- Brief -
The listing below must be reproduced in full, exactly as written.

- Records shown -
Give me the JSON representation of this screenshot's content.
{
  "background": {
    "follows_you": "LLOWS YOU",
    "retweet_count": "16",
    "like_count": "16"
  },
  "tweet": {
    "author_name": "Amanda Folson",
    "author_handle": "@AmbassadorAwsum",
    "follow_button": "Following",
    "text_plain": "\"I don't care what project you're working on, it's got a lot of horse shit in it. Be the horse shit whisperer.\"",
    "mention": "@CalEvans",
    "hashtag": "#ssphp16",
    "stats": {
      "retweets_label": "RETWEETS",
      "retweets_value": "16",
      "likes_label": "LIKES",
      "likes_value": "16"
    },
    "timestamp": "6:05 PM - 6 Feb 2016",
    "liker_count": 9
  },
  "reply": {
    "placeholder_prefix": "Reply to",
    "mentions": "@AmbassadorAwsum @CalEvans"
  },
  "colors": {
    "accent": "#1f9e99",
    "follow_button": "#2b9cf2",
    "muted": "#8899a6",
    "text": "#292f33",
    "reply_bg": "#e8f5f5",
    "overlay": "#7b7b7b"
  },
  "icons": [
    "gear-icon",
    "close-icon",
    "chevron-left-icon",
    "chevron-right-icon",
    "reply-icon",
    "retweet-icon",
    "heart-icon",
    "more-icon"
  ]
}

- Response -
Give me the JSON representation of this screenshot's content.
{
  "background": {
    "follows_you": "LLOWS YOU",
    "retweet_count": "16",
    "like_count": "16"
  },
  "tweet": {
    "author_name": "Amanda Folson",
    "author_handle": "@AmbassadorAwsum",
    "follow_button": "Following",
    "text_plain": "\"I don't care what project you're working on, it's got a lot of horse shit in it. Be the horse shit whisperer.\"",
    "mention": "@CalEvans",
    "hashtag": "#ssphp16",
    "stats": {
      "retweets_label": "RETWEETS",
      "retweets_value": "16",
      "likes_label": "LIKES",
      "likes_value": "16"
    },
    "timestamp": "6:05 PM - 6 Feb 2016",
    "liker_count": 9
  },
  "reply": {
    "placeholder_prefix": "Reply to",
    "mentions": "@AmbassadorAwsum @CalEvans"
  },
  "colors": {
    "accent": "#1f9e99",
    "follow_button": "#2b9cf2",
    "muted": "#8899a6",
    "text": "#292f33",
    "reply_bg": "#e8f5f5",
    "overlay": "#7b7b7b"
  },
  "icons": [
    "gear-icon",
    "close-icon",
    "chevron-left-icon",
    "chevron-right-icon",
    "reply-icon",
    "retweet-icon",
    "heart-icon",
    "more-icon"
  ]
}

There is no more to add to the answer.